The launch was preceded by a pageant of Napoleonic era reenactors. David and Martin, British Napoleon enthusiasts who had traveled to the launch, told me they’d at first assumed the reenactors were simply having fun dressing up in period costumes, but had since learned that their costume and paraphernalia were so intricately researched that academics sought their knowledge: in other words, the reenactors were not simply ‘cosplayers’, but valued experimental archaeologists: another example of impassioned amateurs contributing to academic knowledge. The assembled line of Republican troops outside the museum comprised gendarmes (in mustard waistcoats and trousers); and volunteers, of whom those dressed in off white were wearing old royalist uniforms, despite fighting for the other side. Andrea, the special forces elite diver, is a reenactor himself, and was keen for us to see them parade. The reenactors, in fact, clearly love having the opportunity to wear their reconstructed Napoleonic era attire, and could still be seen in full regalia the following day strolling around the old town centre and seated at outside cafe tables chatting amicably together in the sun.
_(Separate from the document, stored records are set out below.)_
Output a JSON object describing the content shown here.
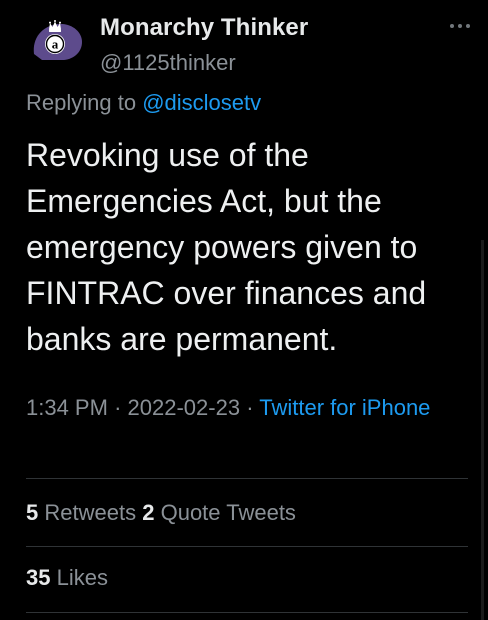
{
  "tweet": {
    "author": {
      "display_name": "Monarchy Thinker",
      "handle": "@1125thinker",
      "avatar_icon": "crown-monogram-avatar",
      "avatar_bg": "#5d4b8c"
    },
    "more_icon": "more-horizontal-icon",
    "reply": {
      "prefix": "Replying to",
      "mention": "@disclosetv"
    },
    "text": "Revoking use of the Emergencies Act, but the emergency powers given to FINTRAC over finances and banks are permanent.",
    "meta": {
      "time": "1:34 PM",
      "separator": "·",
      "date": "2022-02-23",
      "source": "Twitter for iPhone"
    },
    "stats": {
      "retweets_count": "5",
      "retweets_label": "Retweets",
      "quotes_count": "2",
      "quotes_label": "Quote Tweets",
      "likes_count": "35",
      "likes_label": "Likes"
    }
  },
  "colors": {
    "background": "#000000",
    "text_primary": "#e7e9ea",
    "text_secondary": "#8b9197",
    "link": "#1d9bf0",
    "divider": "#2f3336"
  }
}
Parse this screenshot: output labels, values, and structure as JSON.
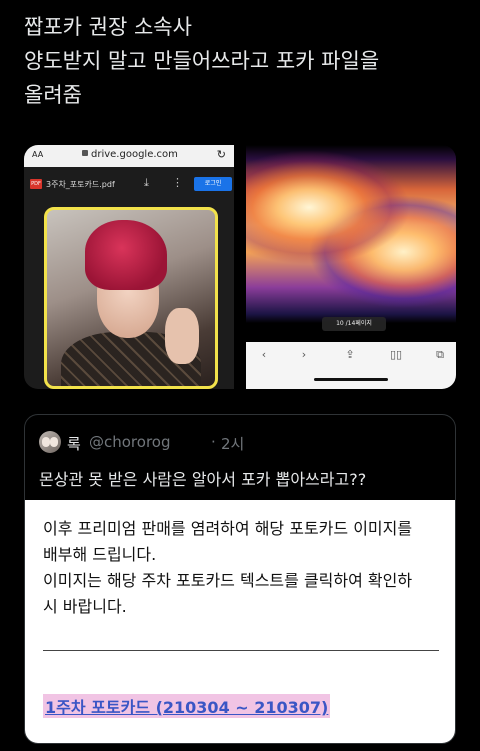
{
  "tweet": {
    "lines": [
      "짭포카 권장 소속사",
      "양도받지 말고 만들어쓰라고 포카 파일을",
      "올려줌"
    ]
  },
  "screenshot_left": {
    "aa_label": "AA",
    "url": "drive.google.com",
    "reload_icon": "reload-icon",
    "pdf_badge": "PDF",
    "file_name": "3주차_포토카드.pdf",
    "login_label": "로그인",
    "colors": {
      "card_border": "#f2e24b",
      "hair": "#c8244a",
      "login_button": "#1a73e8"
    }
  },
  "screenshot_right": {
    "page_indicator": "10 /14페이지",
    "toolbar_icons": [
      "back-icon",
      "forward-icon",
      "share-icon",
      "bookmarks-icon",
      "tabs-icon"
    ]
  },
  "quote": {
    "name": "록",
    "handle": "@chororog",
    "dot": "·",
    "time": "2시",
    "text": "몬상관 못 받은 사람은 알아서 포카 뽑아쓰라고??",
    "notice_lines": [
      "이후 프리미엄 판매를 염려하여 해당 포토카드 이미지를",
      "배부해 드립니다.",
      "이미지는 해당 주차 포토카드 텍스트를 클릭하여 확인하",
      "시 바랍니다."
    ],
    "link_text": "1주차 포토카드 (210304 ~ 210307)",
    "colors": {
      "link": "#3a56c5",
      "link_highlight": "#f1c4e4"
    }
  }
}
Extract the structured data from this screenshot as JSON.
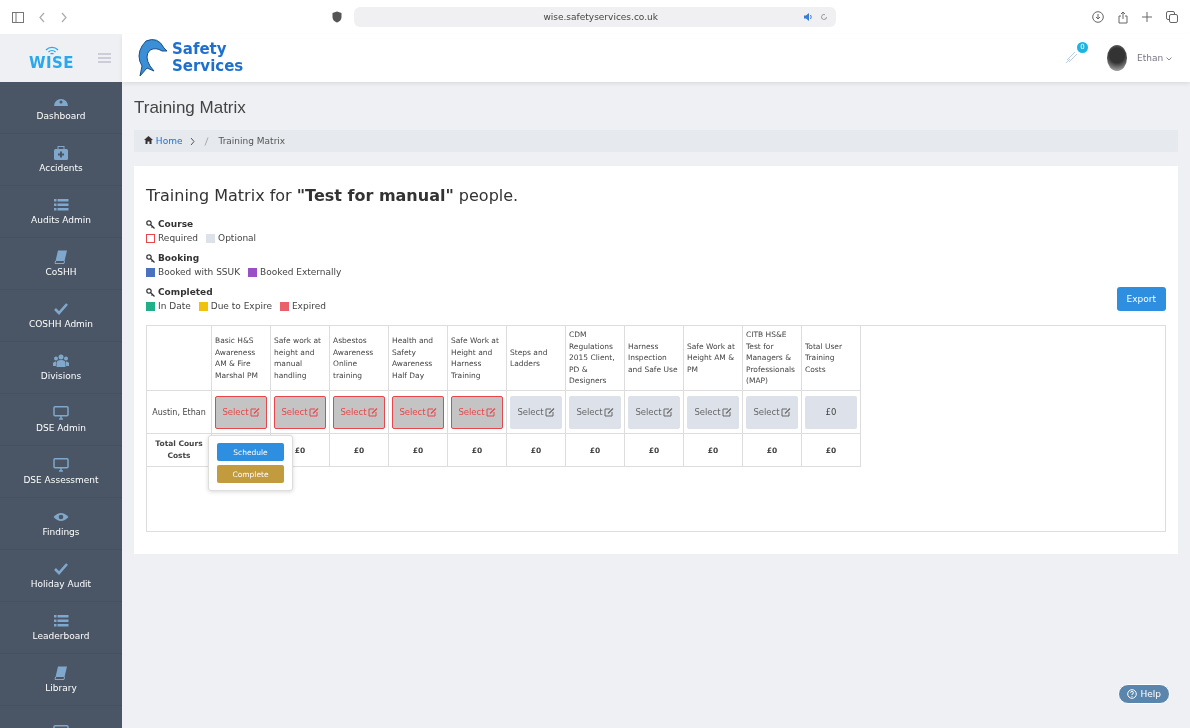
{
  "browser": {
    "url": "wise.safetyservices.co.uk"
  },
  "brand": {
    "logo": "WISE",
    "name_line1": "Safety",
    "name_line2": "Services"
  },
  "header": {
    "notifications": "0",
    "user": "Ethan"
  },
  "sidebar": {
    "items": [
      {
        "label": "Dashboard",
        "kind": "gauge"
      },
      {
        "label": "Accidents",
        "kind": "medkit"
      },
      {
        "label": "Audits Admin",
        "kind": "list"
      },
      {
        "label": "CoSHH",
        "kind": "book"
      },
      {
        "label": "COSHH Admin",
        "kind": "check"
      },
      {
        "label": "Divisions",
        "kind": "users"
      },
      {
        "label": "DSE Admin",
        "kind": "monitor"
      },
      {
        "label": "DSE Assessment",
        "kind": "monitor"
      },
      {
        "label": "Findings",
        "kind": "eye"
      },
      {
        "label": "Holiday Audit",
        "kind": "check"
      },
      {
        "label": "Leaderboard",
        "kind": "list"
      },
      {
        "label": "Library",
        "kind": "book"
      },
      {
        "kind": "monitor"
      }
    ]
  },
  "page_title": "Training Matrix",
  "breadcrumb": [
    "Home",
    "Training Matrix"
  ],
  "card": {
    "heading": "Training Matrix for **\"Test for manual\"** people.",
    "legend": [
      {
        "title": "Course",
        "items": [
          {
            "label": "Required",
            "color": "#e8464a",
            "kind": "outline"
          },
          {
            "label": "Optional",
            "color": "#dde2ea",
            "kind": "fill"
          }
        ]
      },
      {
        "title": "Booking",
        "items": [
          {
            "label": "Booked with SSUK",
            "color": "#4a72c0",
            "kind": "fill"
          },
          {
            "label": "Booked Externally",
            "color": "#9a4fc4",
            "kind": "fill"
          }
        ]
      },
      {
        "title": "Completed",
        "items": [
          {
            "label": "In Date",
            "color": "#1fb08a",
            "kind": "fill"
          },
          {
            "label": "Due to Expire",
            "color": "#f0c20c",
            "kind": "fill"
          },
          {
            "label": "Expired",
            "color": "#e8606a",
            "kind": "fill"
          }
        ]
      }
    ],
    "export": "Export",
    "table": {
      "columns": [
        "Basic H&S Awareness AM & Fire Marshal PM",
        "Safe work at height and manual handling",
        "Asbestos Awareness Online training",
        "Health and Safety Awareness Half Day",
        "Safe Work at Height and Harness Training",
        "Steps and Ladders",
        "CDM Regulations 2015 Client, PD & Designers",
        "Harness Inspection and Safe Use",
        "Safe Work at Height AM & PM",
        "CITB HS&E Test for Managers & Professionals (MAP)"
      ],
      "total_column": "Total User Training Costs",
      "rows": [
        {
          "name": "Austin, Ethan",
          "cells": [
            {
              "text": "Select",
              "required": true
            },
            {
              "text": "Select",
              "required": true
            },
            {
              "text": "Select",
              "required": true
            },
            {
              "text": "Select",
              "required": true
            },
            {
              "text": "Select",
              "required": true
            },
            {
              "text": "Select",
              "required": false
            },
            {
              "text": "Select",
              "required": false
            },
            {
              "text": "Select",
              "required": false
            },
            {
              "text": "Select",
              "required": false
            },
            {
              "text": "Select",
              "required": false
            }
          ],
          "total": "£0"
        }
      ],
      "footer_label": "Total Cours\nCosts",
      "footer_values": [
        "£0",
        "£0",
        "£0",
        "£0",
        "£0",
        "£0",
        "£0",
        "£0",
        "£0",
        "£0"
      ]
    },
    "popover": {
      "buttons": [
        {
          "label": "Schedule",
          "kind": "primary"
        },
        {
          "label": "Complete",
          "kind": "warning"
        }
      ]
    }
  },
  "help": "Help"
}
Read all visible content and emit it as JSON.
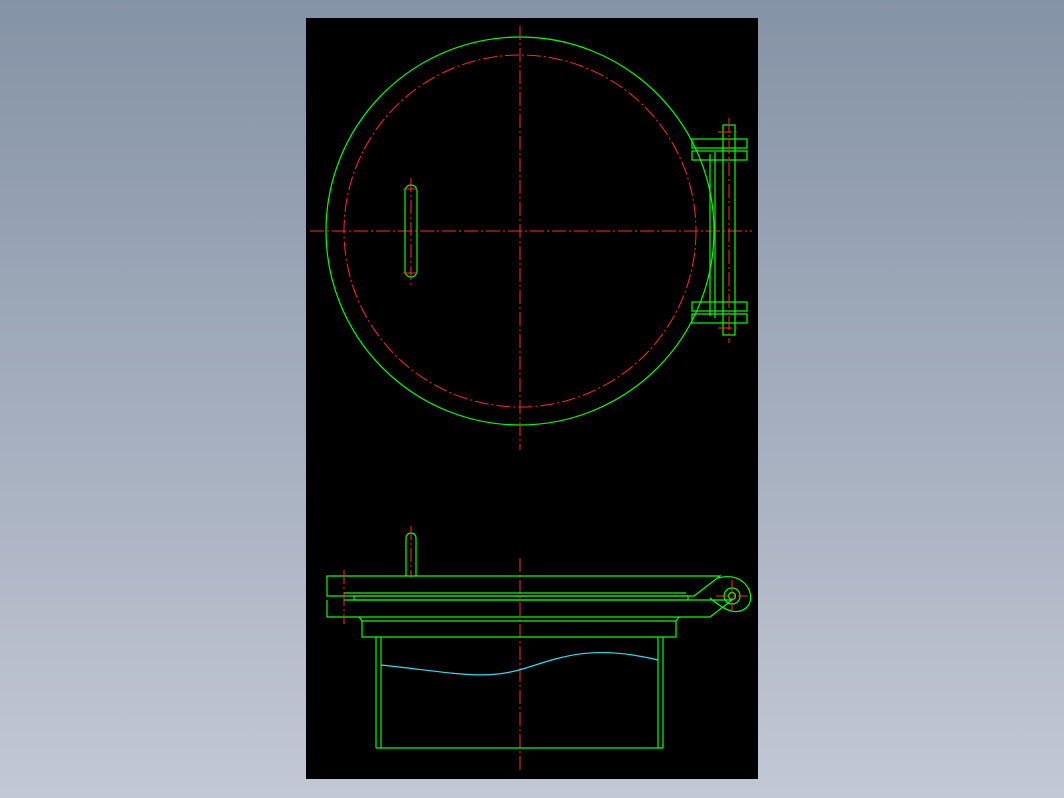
{
  "drawing": {
    "background_color": "#000000",
    "outline_color": "#00ff00",
    "centerline_color": "#ff2a2a",
    "break_line_color": "#33ddee",
    "views": [
      "plan-view",
      "side-section-view"
    ]
  }
}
My daughter Sophie was asked to hold the ribbon whilst myself and Charles Napoleon Bonaparte shared a pair of scissors to make a symbolic, joint cut: the exhibition was thus opened by ancestral enemies united. I had the honour of meeting Paolo Caracciolo as well as Charles Napoleon Bonaparte at the launch. Paolo, an unassuming, genial man who works as a travel agent, graciously accepted the tile I presented to him inscribed in English and Italian with a message of good will and reconciliation. I felt very moved to then shake hands with him. Charles Bonaparte proved more loquacious; a charming, softly spoken philanthropist. He told me that, as a youth, he had rejected his family’s heavy conservatism – in modern France, only the royal line, and Bonaparte family have recognised lineage – and, to his father’s disgust, embraced socialism instead. In later life, however, he felt inspired to use his family name to figurehead a historical tourism enterprise. He founded the (European Federation of Napoleonic Cities) in 2004 with the ethos of preserving common cultural heritage linked to the Napoleonic era, and highlighting this era’s influence upon contemporary Europe. He believes that awareness of shared history is of utmost importance so that we can learn from it. Much of his Federation’s work is to arrange European funding for the preservation of Napoleonic era sites to encourage cultural tourism. He had just returned from a trip to China where, he said, there is much awareness of Europe’s Napoleonic wars, and, therefore, scope for the development of tourism from China to "Napoleon Cities”. These have so far been established in France, Spain, Portugal, Italy, Belgium, Germany, Bosnia and Herzegovina, Poland, Lithuania, and, as European Union membership is not essential for the securing of EU development funding, Russia and Egypt. He began talks in south-west England with Plymouth City Council and the University of Plymouth in late 2018 with a view of gaining European funding for the development of local Napoleonic era – or should I say Nelson era?! – sites, such as Dartmoor Prison. His Foundation also wants to create tourism projects in Finale Ligure, with a mountain bike route being one possibility. The concept of a bike route connecting Napoleonic era sites immediately reminded me of the The 1805 Club’s Trafalgar Way project. That both 'ancestral sides’ are seeking to preserve relics, and increase popular interest through touristic development feels immensely positive to me. You can learn more of Charle’s work at, which has an English language option.